Novak Djokovic
Djokovic was part of the Serbia team which won the Davis Cup in 2010 - but he is supporting an overhaul of the competition. Getty Images


  • The ITF announced this week the 118-year event will be turned into a one-week World Cup of Tennis.
  • Eighteen nations will compete at a neutral venue with around $20m prize money up for grabs.
  • The Gerard Pique-led Kosmos investment group putting $3bn into the new event as part of a 25-year partnership.

Novak Djokovic believes the proposed overhaul of the Davis Cup is "fantastic news" for tennis and will breathe new life into the team event.

Reaction to the announcement from the International Tennis Federation has been mixed, with Yevgeny Kafelnikov labelled in the proposed changes as "terrible".

The proposal - if approved by The ITF's general membership in August - would see the year-long event replaced by a seven-day tournament in November involving 18 nations at a neutral venue, with over $20m [£14.5m] in prize money on offer.

Kosnos investment group, led by Barcelona and Spain footballer Gerard Pqieu, are behind the idea which will see them plough $3bn [£2.18bn] into the event across a 25-year agreement.

The jam-packed ATP schedule has meant many of the world's top players have opted against competing for their country in recent years, undermining a competition which was first played in 1900.

"This is fantastic news! We all want to play for our country, but I have been saying for years that the current format does not work," 2010 winner Djokovic told Le Parisien.

"The proof, the best players are increasingly rare to participate regularly. I did it for years, I went after reaching the final rounds in Grand Slam. Each time you tell yourself that it is not reasonable.

"Changing the format of the Davis Cup is a decision that many have been waiting for."

The loss of the much-fabled home and away dynamic from the event, one of its unique and distinctive features, is the central drawback to the changes proposed as is the ripping up of a staple of the tennis calendar for the last 118 years.

Roger Federer, who has played one tie since leading Switzerland to the title in 2014, is skeptical over the idea but regular critic of the current format Rafael Nadal - a four-time winner - has welcomed the revamp.

Thirty-year-old Djokovic added: "Tennis can be very conservative, and I know some countries are reluctant to make any changes.

"The Davis Cup is a historic event, has deep roots that we respect but it needs to innovate, improve. It is feared that a change threatens the integrity of tennis that resists any progress.

"In other sports such as golf, football or basketball, there are successes that could be used.

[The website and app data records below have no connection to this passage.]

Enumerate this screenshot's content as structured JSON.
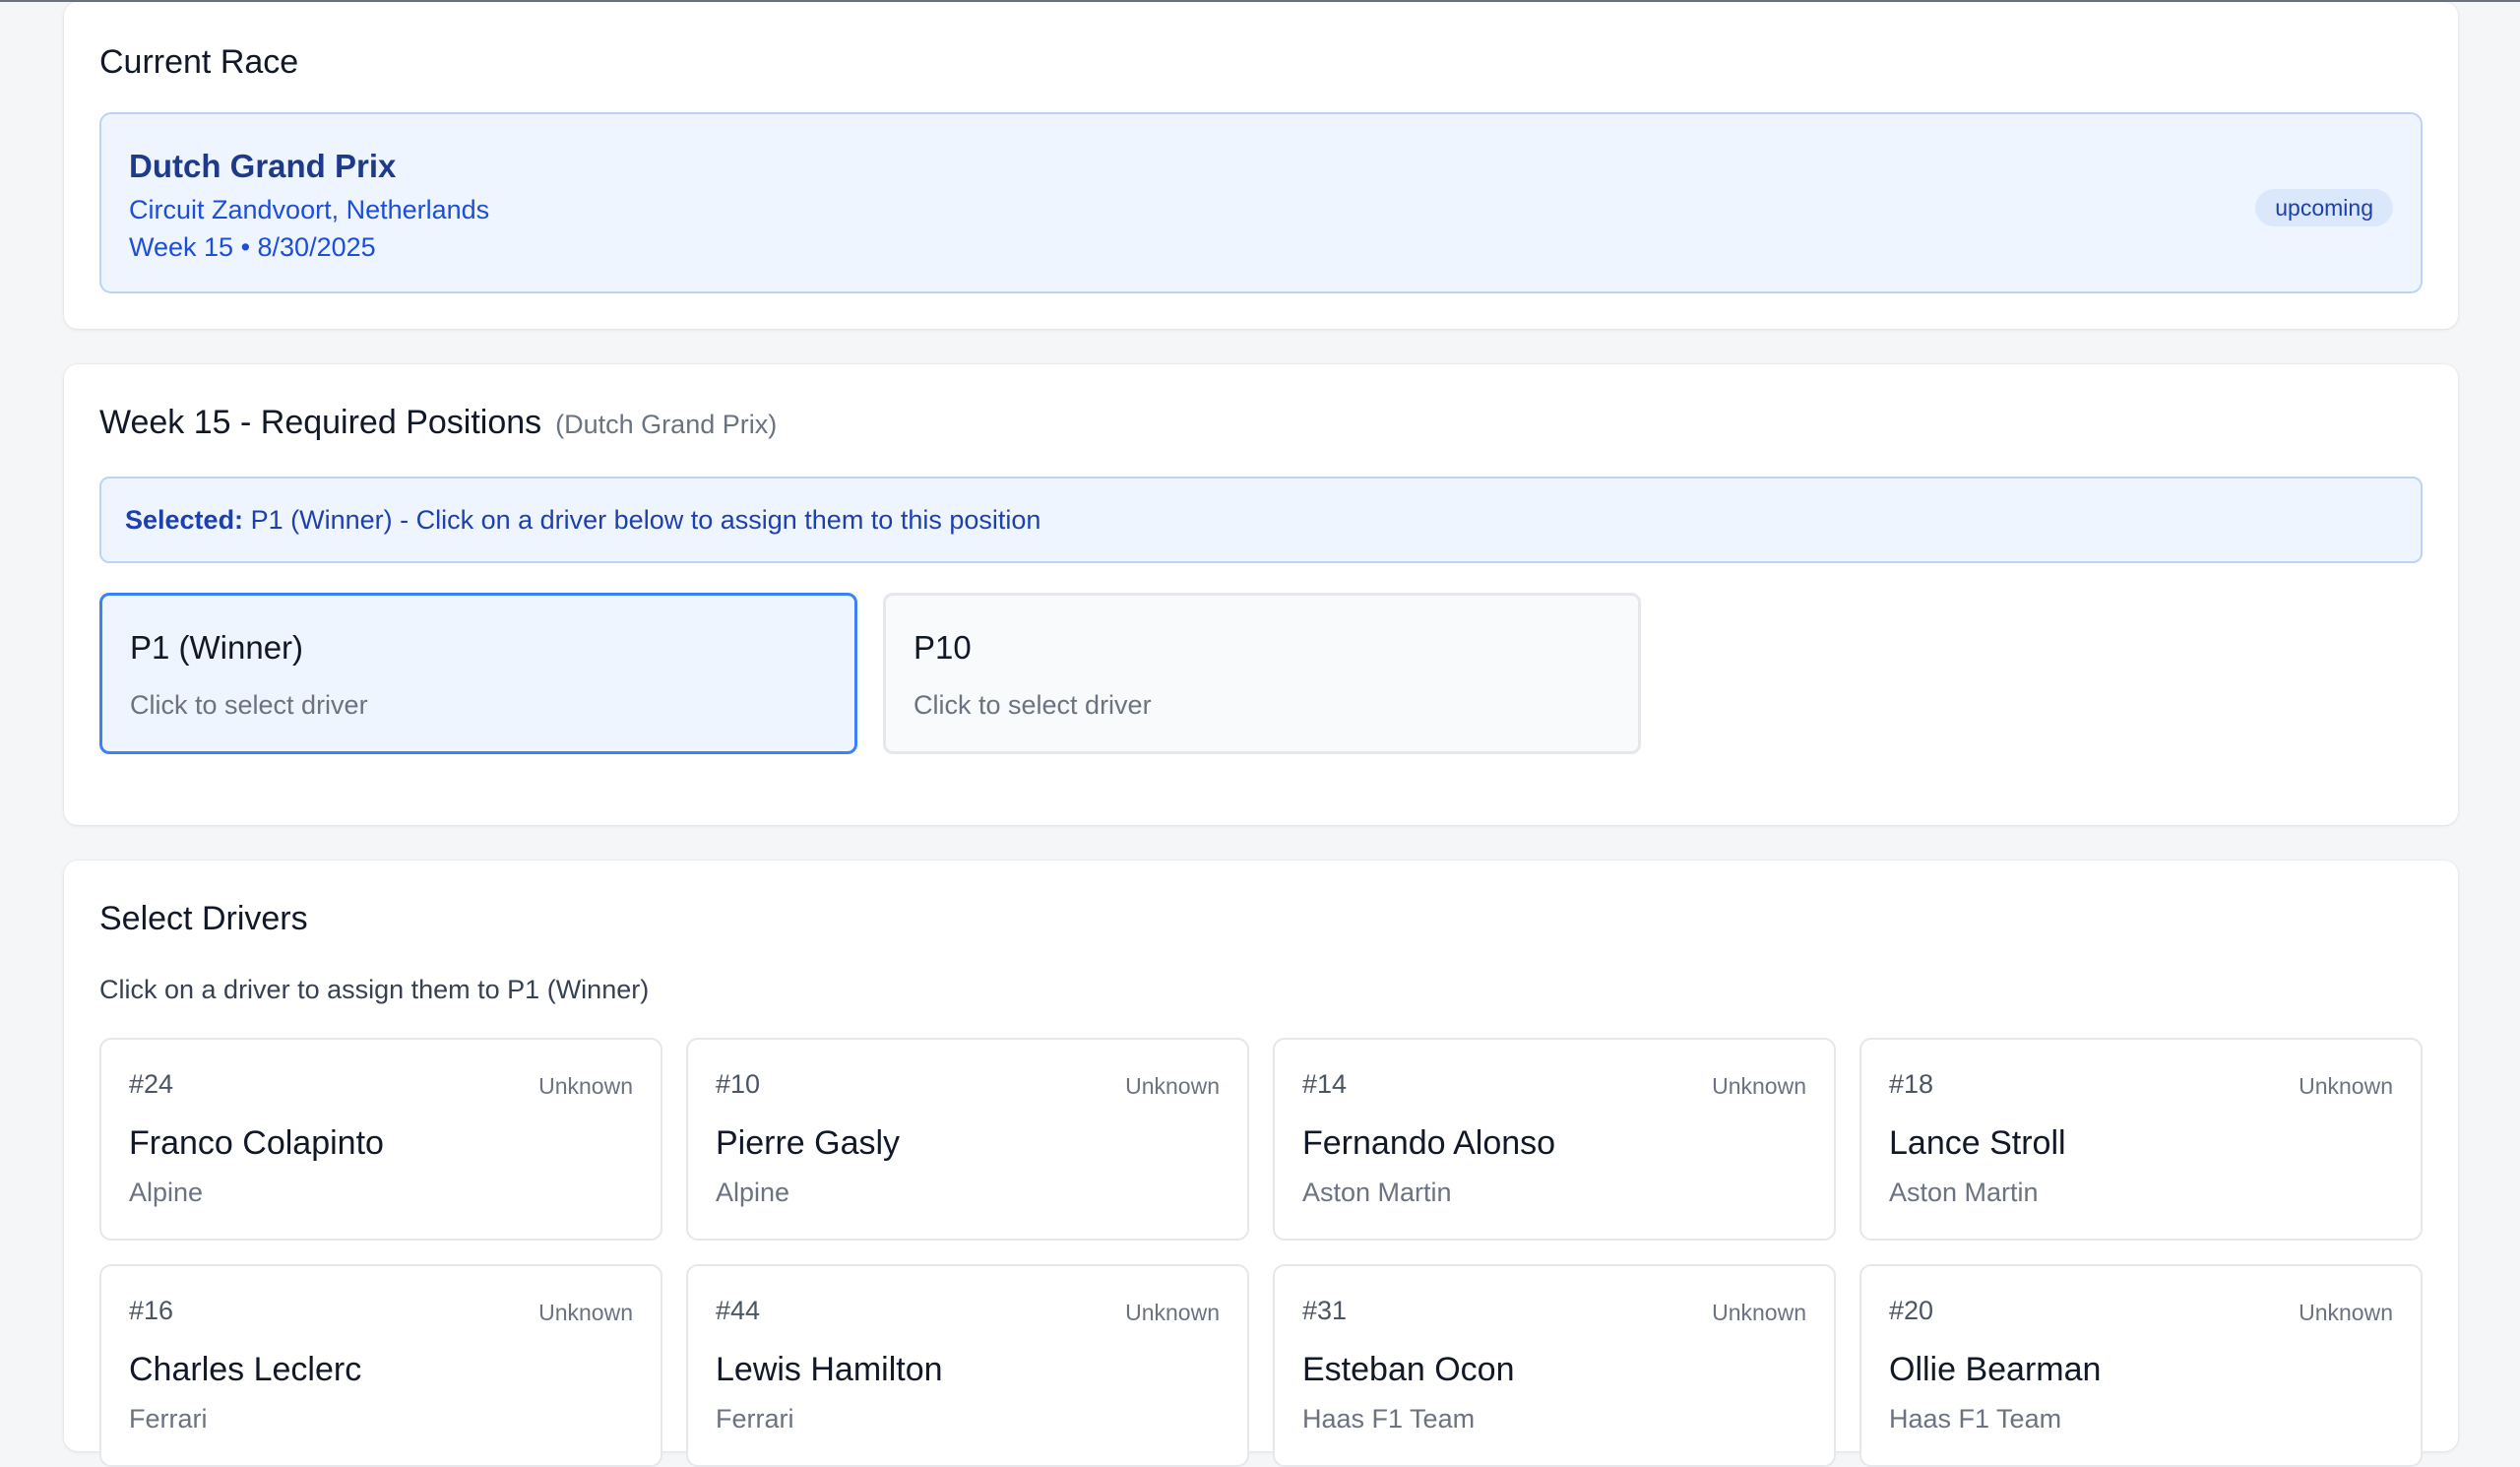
{
  "current_race": {
    "heading": "Current Race",
    "name": "Dutch Grand Prix",
    "circuit": "Circuit Zandvoort, Netherlands",
    "week_date": "Week 15 • 8/30/2025",
    "status": "upcoming"
  },
  "positions": {
    "heading": "Week 15 - Required Positions",
    "subheading": "(Dutch Grand Prix)",
    "selected_label": "Selected:",
    "selected_text": "P1 (Winner) - Click on a driver below to assign them to this position",
    "items": [
      {
        "label": "P1 (Winner)",
        "hint": "Click to select driver"
      },
      {
        "label": "P10",
        "hint": "Click to select driver"
      }
    ]
  },
  "drivers": {
    "heading": "Select Drivers",
    "hint": "Click on a driver to assign them to P1 (Winner)",
    "items": [
      {
        "number": "#24",
        "status": "Unknown",
        "name": "Franco Colapinto",
        "team": "Alpine"
      },
      {
        "number": "#10",
        "status": "Unknown",
        "name": "Pierre Gasly",
        "team": "Alpine"
      },
      {
        "number": "#14",
        "status": "Unknown",
        "name": "Fernando Alonso",
        "team": "Aston Martin"
      },
      {
        "number": "#18",
        "status": "Unknown",
        "name": "Lance Stroll",
        "team": "Aston Martin"
      },
      {
        "number": "#16",
        "status": "Unknown",
        "name": "Charles Leclerc",
        "team": "Ferrari"
      },
      {
        "number": "#44",
        "status": "Unknown",
        "name": "Lewis Hamilton",
        "team": "Ferrari"
      },
      {
        "number": "#31",
        "status": "Unknown",
        "name": "Esteban Ocon",
        "team": "Haas F1 Team"
      },
      {
        "number": "#20",
        "status": "Unknown",
        "name": "Ollie Bearman",
        "team": "Haas F1 Team"
      }
    ]
  }
}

"I respect all those who have left a legacy in our sport, but others are progressing and we need to get started, seize opportunities. It takes openness and out of shackles."

The event would prospectively take place the week following the ATP World Tour Finals, an event comprising the top eight players in the world, when the climax to the Davis Cup would usually be staged.

Djokovic has concerns over the timing of the competition and will meet with players at the BNP Paribas Open in Indian Wells this month to gauge opinion over a more suitable date.

Some reports have referred to Djokovic as an investor in Pique's Kosmos firm, yet the Serbian has denied any link with the Spaniard other than as his role as the ATP Player Council president.

"I was also surprised to read that! I am definitely not part of the group of beneficiaries behind this project," the 12-time major champion added "I really insist: I'm not in business with Piqué or its partners .

"As president of the board of players and as someone who loves this sport, I'm just trying to help. It's been a year and a half since I saw Piqué come on tournaments, do a lot of effort with his associates."